*Element data from apps and pages*
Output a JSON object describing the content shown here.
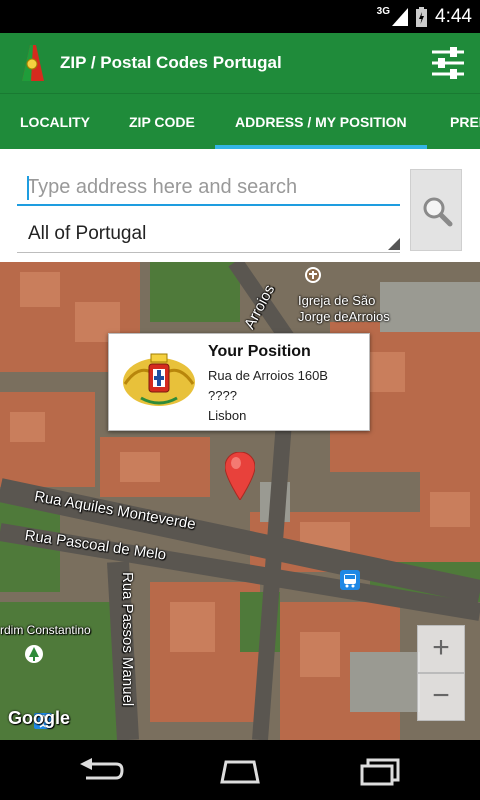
{
  "status_bar": {
    "network": "3G",
    "time": "4:44"
  },
  "app": {
    "title": "ZIP / Postal Codes Portugal",
    "icon": "portugal-flag-icon",
    "menu_icon": "sliders-icon"
  },
  "tabs": [
    {
      "label": "LOCALITY",
      "active": false
    },
    {
      "label": "ZIP CODE",
      "active": false
    },
    {
      "label": "ADDRESS / MY POSITION",
      "active": true
    },
    {
      "label": "PREF",
      "active": false
    }
  ],
  "colors": {
    "primary": "#1f8b3a",
    "tab_indicator": "#33b5e5",
    "marker": "#e8413b",
    "input_underline": "#1e9de0"
  },
  "search": {
    "placeholder": "Type address here and search",
    "value": "",
    "button_icon": "magnifier-icon"
  },
  "region_select": {
    "selected": "All of Portugal"
  },
  "map": {
    "streets": [
      "Rua Aquiles Monteverde",
      "Rua Pascoal de Melo",
      "Rua Passos Manuel",
      "Arroios"
    ],
    "poi": {
      "line1": "Igreja de São",
      "line2": "Jorge deArroios"
    },
    "partial_label": "rdim Constantino",
    "info_window": {
      "title": "Your Position",
      "street": "Rua de Arroios 160B",
      "zip": "????",
      "city": "Lisbon"
    },
    "zoom_in": "+",
    "zoom_out": "−",
    "attribution": "Google"
  },
  "nav": {
    "back_icon": "back-icon",
    "home_icon": "home-icon",
    "recents_icon": "recents-icon"
  }
}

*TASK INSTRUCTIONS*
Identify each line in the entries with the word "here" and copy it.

*SOLVED EXERCISE*
Output a JSON object describing the content shown here.
    "placeholder": "Type address here and search",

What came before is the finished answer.